Citing “people familiar with the matter,” The Wall Street Journal reported in November that the Securities and Exchange Commission (SEC) is looking into claims that the company submitted Simufilam-related materials to the US Food and Drug Administration (FDA) that included altered data. The claims came in the form of a citizen’s petition filed with the FDA last August by two physicians who tell the WSJ that they shorted Cassava’s stock after becoming suspicious of the company’s published research. They also raise concerns that the company did not disclose its relationship with Wang when sharing his work with investors, the WSJ reports.

Cassava Chief Executive Remi Barbier defended his company to the WSJ: “There is zero evidence, zero credible evidence, zero proof that I’ve ever engaged in, nor anyone I know, has ever engaged in funny business.” 
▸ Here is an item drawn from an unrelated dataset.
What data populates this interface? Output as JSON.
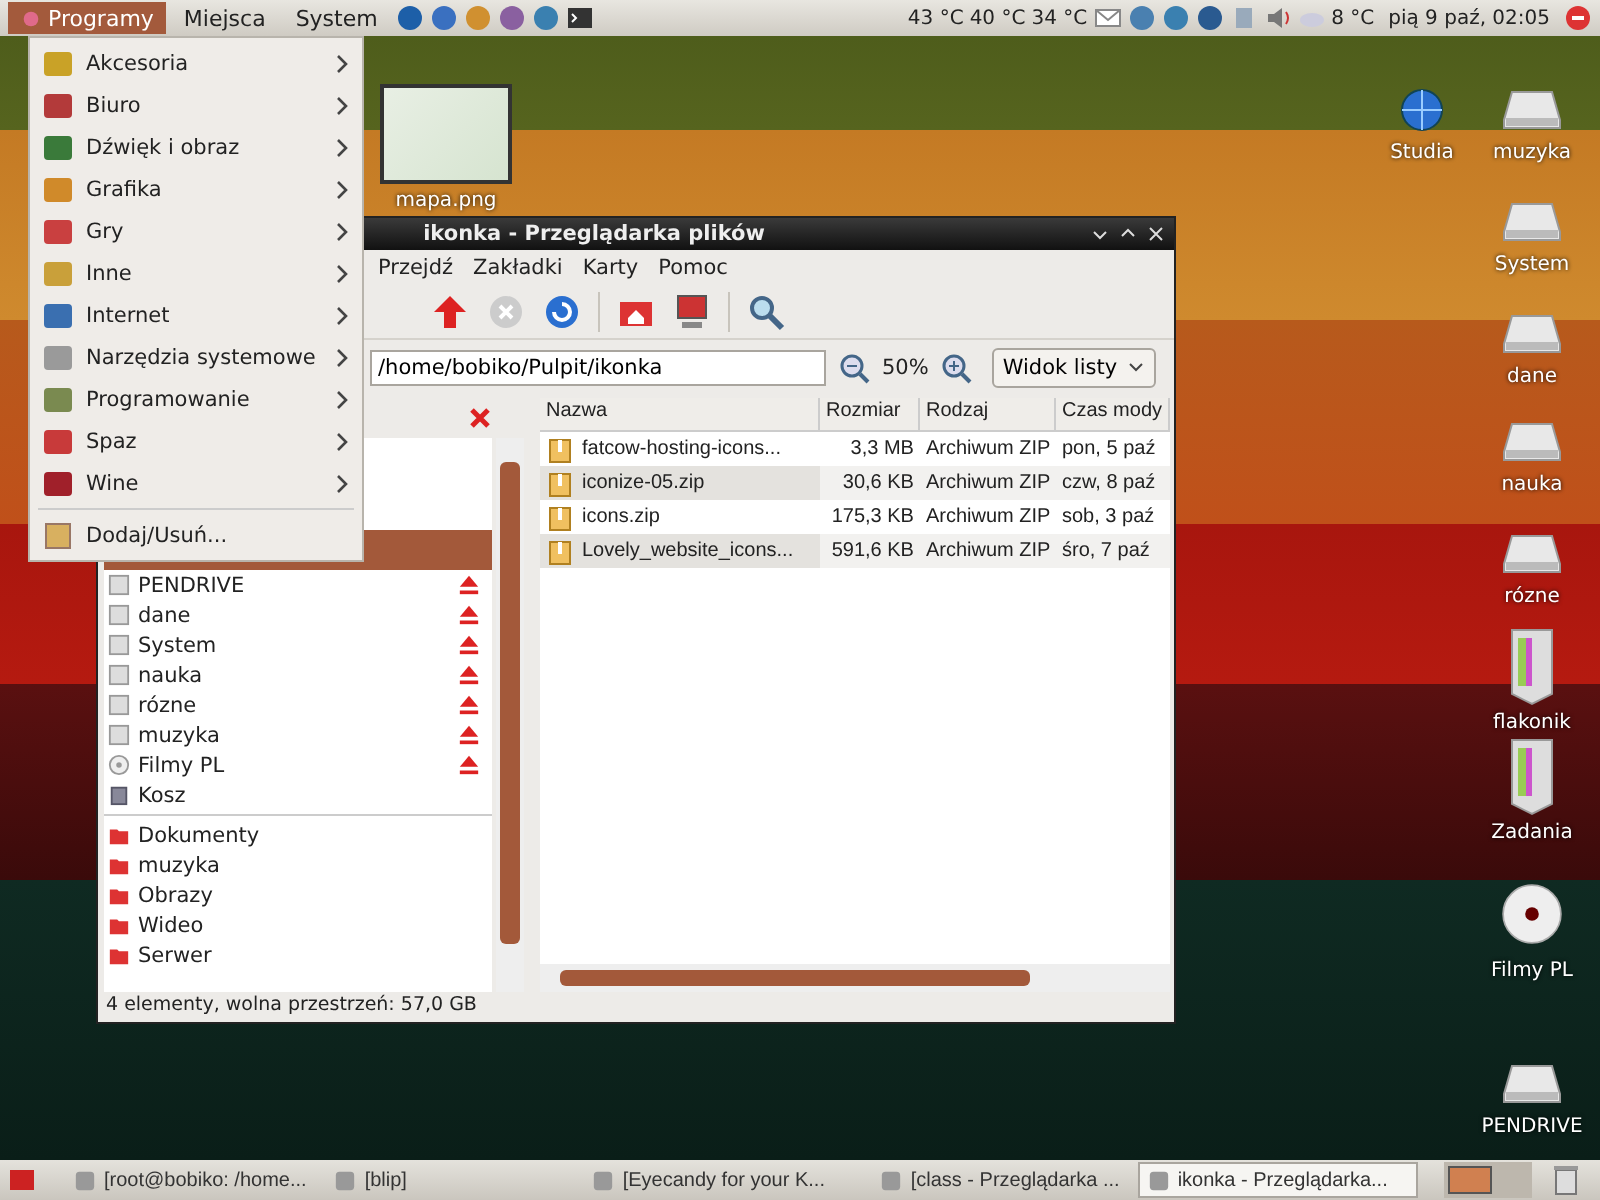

Similarly, Wang also does not agree with the retractions and stands by the studies’ findings, according to the retraction notices.

But several scientists spoke to the WSJ about what appear to be manipulated Western blot images in papers about Simufilam. Barbier tells the publication that both the City University of New York and the National Institutes of Health launched inquiries into the accusations. However, neither the Cassava nor the SEC confirmed that an SEC investigation is underway.